----- RECORDS PROVIDED
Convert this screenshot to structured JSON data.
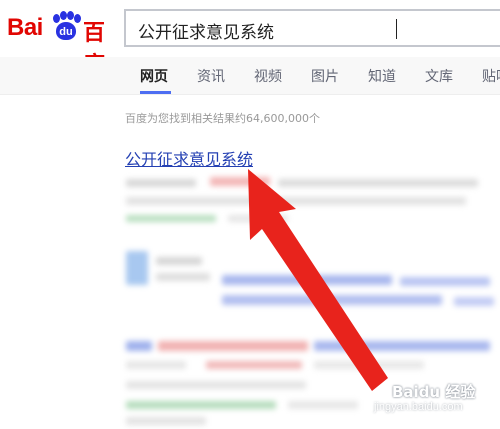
{
  "logo": {
    "latin": "Bai",
    "badge": "du",
    "chinese": "百度"
  },
  "search": {
    "query": "公开征求意见系统"
  },
  "tabs": [
    {
      "label": "网页",
      "active": true
    },
    {
      "label": "资讯"
    },
    {
      "label": "视频"
    },
    {
      "label": "图片"
    },
    {
      "label": "知道"
    },
    {
      "label": "文库"
    },
    {
      "label": "贴吧"
    }
  ],
  "results": {
    "stats": "百度为您找到相关结果约64,600,000个",
    "first_title": "公开征求意见系统"
  },
  "annotation": {
    "arrow_color": "#e8231c"
  },
  "watermark": {
    "text": "Baidu 经验",
    "sub": "jingyan.baidu.com"
  },
  "colors": {
    "brand_red": "#e10602",
    "brand_blue": "#2932e1",
    "link": "#2440b3",
    "accent": "#4e6ef2"
  }
}
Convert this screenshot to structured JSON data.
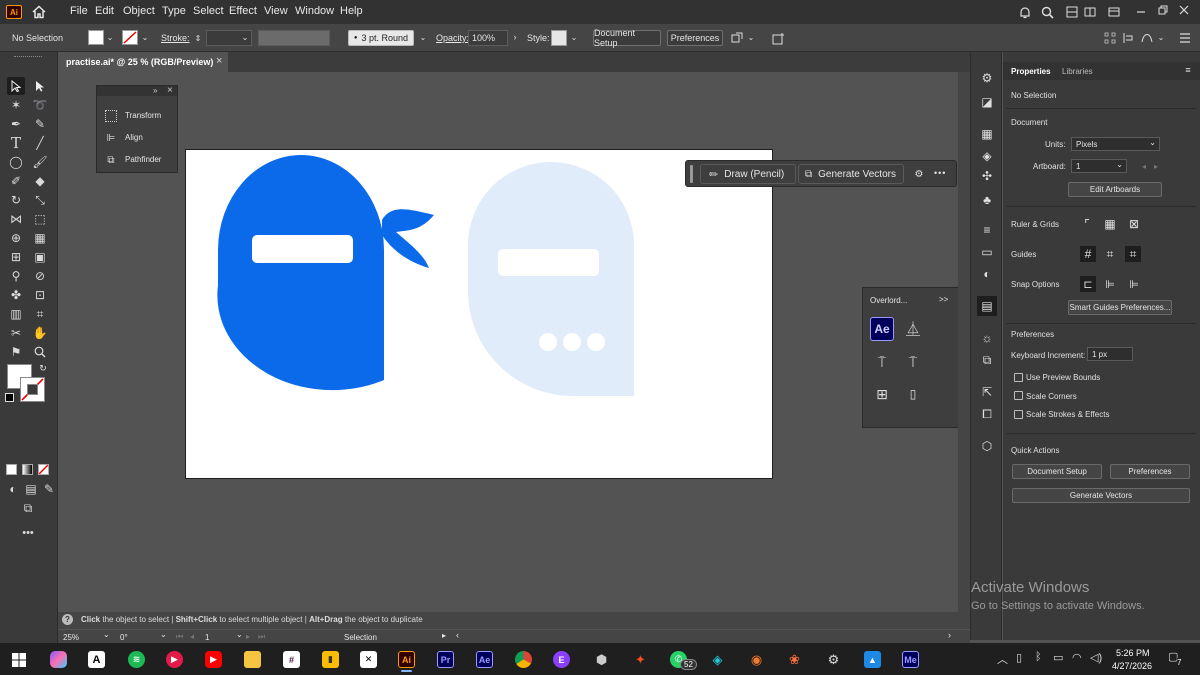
{
  "app": {
    "logo": "Ai"
  },
  "menu": [
    "File",
    "Edit",
    "Object",
    "Type",
    "Select",
    "Effect",
    "View",
    "Window",
    "Help"
  ],
  "control": {
    "selection_label": "No Selection",
    "stroke_label": "Stroke:",
    "brush_label": "3 pt. Round",
    "opacity_label": "Opacity:",
    "opacity_value": "100%",
    "style_label": "Style:",
    "document_setup": "Document Setup",
    "preferences": "Preferences"
  },
  "document_tab": {
    "title": "practise.ai* @ 25 % (RGB/Preview)",
    "close": "×"
  },
  "float_panel": {
    "items": [
      "Transform",
      "Align",
      "Pathfinder"
    ],
    "expand": "»",
    "close": "×"
  },
  "context_bar": {
    "draw": "Draw (Pencil)",
    "generate": "Generate Vectors",
    "more": "•••"
  },
  "overlord_panel": {
    "title": "Overlord...",
    "expand": ">>",
    "ae_label": "Ae"
  },
  "properties": {
    "tab_properties": "Properties",
    "tab_libraries": "Libraries",
    "selection": "No Selection",
    "document": "Document",
    "units_label": "Units:",
    "units_value": "Pixels",
    "artboard_label": "Artboard:",
    "artboard_value": "1",
    "edit_artboards": "Edit Artboards",
    "ruler_grids": "Ruler & Grids",
    "guides": "Guides",
    "snap_options": "Snap Options",
    "smart_guides": "Smart Guides Preferences...",
    "preferences_section": "Preferences",
    "keyboard_increment_label": "Keyboard Increment:",
    "keyboard_increment_value": "1 px",
    "use_preview_bounds": "Use Preview Bounds",
    "scale_corners": "Scale Corners",
    "scale_strokes": "Scale Strokes & Effects",
    "quick_actions": "Quick Actions",
    "qa_document_setup": "Document Setup",
    "qa_preferences": "Preferences",
    "qa_generate_vectors": "Generate Vectors"
  },
  "status": {
    "h1": "Click",
    "t1": " the object to select  |  ",
    "h2": "Shift+Click",
    "t2": " to select multiple object  |  ",
    "h3": "Alt+Drag",
    "t3": " the object to duplicate"
  },
  "bottom": {
    "zoom": "25%",
    "rotation": "0°",
    "artboard": "1",
    "tool": "Selection"
  },
  "watermark": {
    "title": "Activate Windows",
    "subtitle": "Go to Settings to activate Windows."
  },
  "taskbar": {
    "time": "5:26 PM",
    "date": "4/27/2026",
    "whatsapp_badge": "52",
    "notif_count": "7",
    "apps": [
      "Ai",
      "Pr",
      "Ae",
      "Me"
    ]
  },
  "colors": {
    "artwork_blue": "#0b6ae9",
    "artwork_light": "#e0ecfa",
    "ai_orange": "#ff9a00",
    "ai_bg": "#330000"
  }
}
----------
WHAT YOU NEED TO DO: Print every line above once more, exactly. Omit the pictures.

ANSWER FOR THIS EXERCISE:
Convert this screenshot to structured JSON data.
{
  "logo": {
    "latin": "Bai",
    "badge": "du",
    "chinese": "百度"
  },
  "search": {
    "query": "公开征求意见系统"
  },
  "tabs": [
    {
      "label": "网页",
      "active": true
    },
    {
      "label": "资讯"
    },
    {
      "label": "视频"
    },
    {
      "label": "图片"
    },
    {
      "label": "知道"
    },
    {
      "label": "文库"
    },
    {
      "label": "贴吧"
    }
  ],
  "results": {
    "stats": "百度为您找到相关结果约64,600,000个",
    "first_title": "公开征求意见系统"
  },
  "annotation": {
    "arrow_color": "#e8231c"
  },
  "watermark": {
    "text": "Baidu 经验",
    "sub": "jingyan.baidu.com"
  },
  "colors": {
    "brand_red": "#e10602",
    "brand_blue": "#2932e1",
    "link": "#2440b3",
    "accent": "#4e6ef2"
  }
}
Convert this screenshot to structured JSON data.
{
  "app": {
    "logo": "Ai"
  },
  "menu": [
    "File",
    "Edit",
    "Object",
    "Type",
    "Select",
    "Effect",
    "View",
    "Window",
    "Help"
  ],
  "control": {
    "selection_label": "No Selection",
    "stroke_label": "Stroke:",
    "brush_label": "3 pt. Round",
    "opacity_label": "Opacity:",
    "opacity_value": "100%",
    "style_label": "Style:",
    "document_setup": "Document Setup",
    "preferences": "Preferences"
  },
  "document_tab": {
    "title": "practise.ai* @ 25 % (RGB/Preview)",
    "close": "×"
  },
  "float_panel": {
    "items": [
      "Transform",
      "Align",
      "Pathfinder"
    ],
    "expand": "»",
    "close": "×"
  },
  "context_bar": {
    "draw": "Draw (Pencil)",
    "generate": "Generate Vectors",
    "more": "•••"
  },
  "overlord_panel": {
    "title": "Overlord...",
    "expand": ">>",
    "ae_label": "Ae"
  },
  "properties": {
    "tab_properties": "Properties",
    "tab_libraries": "Libraries",
    "selection": "No Selection",
    "document": "Document",
    "units_label": "Units:",
    "units_value": "Pixels",
    "artboard_label": "Artboard:",
    "artboard_value": "1",
    "edit_artboards": "Edit Artboards",
    "ruler_grids": "Ruler & Grids",
    "guides": "Guides",
    "snap_options": "Snap Options",
    "smart_guides": "Smart Guides Preferences...",
    "preferences_section": "Preferences",
    "keyboard_increment_label": "Keyboard Increment:",
    "keyboard_increment_value": "1 px",
    "use_preview_bounds": "Use Preview Bounds",
    "scale_corners": "Scale Corners",
    "scale_strokes": "Scale Strokes & Effects",
    "quick_actions": "Quick Actions",
    "qa_document_setup": "Document Setup",
    "qa_preferences": "Preferences",
    "qa_generate_vectors": "Generate Vectors"
  },
  "status": {
    "h1": "Click",
    "t1": " the object to select  |  ",
    "h2": "Shift+Click",
    "t2": " to select multiple object  |  ",
    "h3": "Alt+Drag",
    "t3": " the object to duplicate"
  },
  "bottom": {
    "zoom": "25%",
    "rotation": "0°",
    "artboard": "1",
    "tool": "Selection"
  },
  "watermark": {
    "title": "Activate Windows",
    "subtitle": "Go to Settings to activate Windows."
  },
  "taskbar": {
    "time": "5:26 PM",
    "date": "4/27/2026",
    "whatsapp_badge": "52",
    "notif_count": "7",
    "apps": [
      "Ai",
      "Pr",
      "Ae",
      "Me"
    ]
  },
  "colors": {
    "artwork_blue": "#0b6ae9",
    "artwork_light": "#e0ecfa",
    "ai_orange": "#ff9a00",
    "ai_bg": "#330000"
  }
}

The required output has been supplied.